Fredelon and Giselbert were the lords of castle Clermont in 1095 and engaged in brigandage, although these two regarded their activity as the legitimate levying of tolls on river traffic. Otbert, Henri's successor, organized a siege of the castle but was unsuccessful. A 1095 entry in the chronicle of Giles of Orval reveals that Otbert's objective was ultimately accomplished by purchase, resulting in the enfeoffment of the property to his vassal Lambert, Count of Montaigu. Giselbert subsequently joined the First Crusade. It is unclear as to what Fredelon did after his ouster.


Children of Fredelo

Fredelon was married twice. By his first wife, whose name is unknown, he had two sons:

  • Henry of Esch (d. after 1097) (Henricus de Ascha), Crusader with Godfrey of Bouillon
  • Godfrey of Esch (ilius Fredelonis, unus de collateralibus duds Godefrid), Crusader with Godfrey of Bouillon.

Second, Fredelon married Ermengarde, Countess of Clermont, widow of Gozelon, Count of Montaigu. Fredelon and Ermenrgard had one son:

  • Giselbert (d. after 18 March 1131), Count of Esch, who married Aelide, of unknown origin.

It is unclear how Giselbert was to become the Count of Esch and it is not until two generations later that another Count of Esch appears.

Later generations

Giselbert, son of Fredelon, (to distinguish him from Fredelon's accomplice Giselbert, Count of Clermont) had at least one son, Renard (d. after 1157), who was Seigneur de Hermalle-sous-Huy, and had some relationship with Godefroi, Count of Montaigu and Clermont. He married a woman named Lietgard, daughter of Robert Richira. They had a son Henri (d. after 1187), also Seigneur de Hermalle-sous-Huy, who witnessed a charter in 1182 regarding a matter involving Conon, Count of Montaigu and Duras.

The next generation also include Godfrey II (Gottfried) (d. 1150 or after), Count of Esch, although it is unclear which of the sons of Fredelon was his father. He married Alix de Grandpré, widow of Godefroi, Count of Durbuy. Godfrey and Alix had five children:

  • Robert (d. 25 August 1170), Abbé de Foigny
  • Heinrich II
  • Friedrich
  • Bartholomäus von Esch (d. before 1192)
  • Ermengarde.

Bartholomäus founded the Priory of Ufeldange in 1182, as described in a charter confirmed by Arnold I of Vaucourt, Archbishop of Trier. The name of his wife is unknown, but they had two children:

  • Godfrey III von Esch (d. after 1182)
  • Heinrich III von Esch (d. before 1220)

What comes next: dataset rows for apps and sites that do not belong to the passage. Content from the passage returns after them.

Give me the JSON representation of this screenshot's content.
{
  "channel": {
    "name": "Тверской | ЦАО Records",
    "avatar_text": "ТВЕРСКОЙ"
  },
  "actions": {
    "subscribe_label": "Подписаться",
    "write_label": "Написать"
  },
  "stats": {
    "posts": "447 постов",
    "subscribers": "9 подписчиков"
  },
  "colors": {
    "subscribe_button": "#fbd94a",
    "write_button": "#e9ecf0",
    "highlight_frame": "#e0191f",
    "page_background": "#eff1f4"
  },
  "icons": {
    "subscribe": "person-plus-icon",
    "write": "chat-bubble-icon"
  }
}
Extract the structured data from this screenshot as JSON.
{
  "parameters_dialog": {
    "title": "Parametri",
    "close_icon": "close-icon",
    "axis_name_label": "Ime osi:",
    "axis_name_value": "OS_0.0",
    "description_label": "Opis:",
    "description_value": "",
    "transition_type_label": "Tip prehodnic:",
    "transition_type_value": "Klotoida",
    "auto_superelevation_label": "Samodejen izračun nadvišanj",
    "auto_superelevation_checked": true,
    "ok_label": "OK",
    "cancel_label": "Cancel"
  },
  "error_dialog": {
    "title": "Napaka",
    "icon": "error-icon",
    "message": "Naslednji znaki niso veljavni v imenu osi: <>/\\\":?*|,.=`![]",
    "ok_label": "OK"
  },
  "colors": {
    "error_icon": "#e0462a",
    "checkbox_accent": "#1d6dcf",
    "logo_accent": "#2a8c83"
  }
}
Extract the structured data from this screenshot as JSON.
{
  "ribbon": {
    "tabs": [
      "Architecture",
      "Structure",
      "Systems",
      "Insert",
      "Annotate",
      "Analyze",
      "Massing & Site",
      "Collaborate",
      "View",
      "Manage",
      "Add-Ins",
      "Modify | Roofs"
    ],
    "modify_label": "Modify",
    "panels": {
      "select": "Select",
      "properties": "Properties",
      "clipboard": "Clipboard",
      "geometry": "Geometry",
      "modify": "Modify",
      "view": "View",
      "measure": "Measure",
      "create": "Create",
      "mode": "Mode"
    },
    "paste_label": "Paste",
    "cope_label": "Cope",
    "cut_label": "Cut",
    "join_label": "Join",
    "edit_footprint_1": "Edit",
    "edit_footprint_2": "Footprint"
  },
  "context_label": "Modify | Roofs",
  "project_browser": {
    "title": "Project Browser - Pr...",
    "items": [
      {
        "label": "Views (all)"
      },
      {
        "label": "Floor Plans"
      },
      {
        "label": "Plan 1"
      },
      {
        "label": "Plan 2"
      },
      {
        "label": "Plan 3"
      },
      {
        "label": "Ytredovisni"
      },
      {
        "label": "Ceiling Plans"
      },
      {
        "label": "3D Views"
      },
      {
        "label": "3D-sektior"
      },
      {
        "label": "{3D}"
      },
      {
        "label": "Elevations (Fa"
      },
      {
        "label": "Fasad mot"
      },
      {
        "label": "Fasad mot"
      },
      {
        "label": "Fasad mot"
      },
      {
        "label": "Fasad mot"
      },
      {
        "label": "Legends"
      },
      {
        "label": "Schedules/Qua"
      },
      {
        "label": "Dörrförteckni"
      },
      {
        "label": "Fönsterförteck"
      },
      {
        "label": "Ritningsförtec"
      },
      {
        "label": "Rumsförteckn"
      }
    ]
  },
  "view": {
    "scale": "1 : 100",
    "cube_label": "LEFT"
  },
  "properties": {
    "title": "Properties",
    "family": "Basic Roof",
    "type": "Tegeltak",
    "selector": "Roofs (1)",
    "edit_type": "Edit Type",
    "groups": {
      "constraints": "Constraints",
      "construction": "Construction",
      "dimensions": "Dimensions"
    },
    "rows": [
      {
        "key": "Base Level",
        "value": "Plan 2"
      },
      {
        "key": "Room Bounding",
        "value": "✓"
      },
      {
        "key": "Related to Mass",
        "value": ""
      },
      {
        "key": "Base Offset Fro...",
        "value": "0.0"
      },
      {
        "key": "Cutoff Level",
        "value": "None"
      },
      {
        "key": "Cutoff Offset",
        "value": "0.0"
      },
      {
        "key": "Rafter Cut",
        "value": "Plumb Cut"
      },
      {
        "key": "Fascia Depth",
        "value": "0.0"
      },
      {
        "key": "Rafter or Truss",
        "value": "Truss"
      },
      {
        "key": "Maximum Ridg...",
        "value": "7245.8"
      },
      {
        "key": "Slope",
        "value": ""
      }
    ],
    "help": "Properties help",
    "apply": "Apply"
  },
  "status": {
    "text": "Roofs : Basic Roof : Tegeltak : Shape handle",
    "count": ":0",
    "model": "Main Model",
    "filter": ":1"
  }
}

Heinrich had a son Robert I von Esch (d. between 13 October 1262 and January 1266) who married Ermengarde d’Aspremont (d. after 1271). Ermengarde was brother to Jean d’Aspremont who was both Bishop of Verdun from 1217-1224 (as John I of Aspremont) and Bishop of Metz from 1224-1238 (as Johann of Aspremont). Ermengarde's parents were Ida of Chiny, daughter of Albert, Count of Chiny, and Gobert V, Lord of Aspremont.

Robert's son Heinrich IV von Esch appears to have been married to a member of the House of Salm but the precise relationship there is unclear. His son Godfrey d’Esch was the last member of the House of Esch to appear in historical documents, participating in the Tournament of Chauvency, sponsored by Louis V, Count of Chiny. Godfrey was championed by his niece Perrine.


  • Murray, Alan V., "The Army of Godfrey of Bouillon, 1096–1099: Structure and Dynamics of a Contingent on the First Crusade" (PDF), Revue belge de philologie et d'histoire 70 (2), 1992

  • Le Long, Nicolas, Histoire Ecclésiastique et Civile du Duché De Luxembourg et Comté de Chiny, Chevalier, 1783 (available on Google Books)
  • Bretel, Jacques, Le Tournoi de Chauvency, 1285 (manuscripts: Mons MS 330-215 and Oxford MS Douce 308).
  • Esch-sur-Sûre Castle at Visit Luxembourg


Text submitted to CC-BY-SA license. Source: Lords of Esch by Wikipedia (Historical)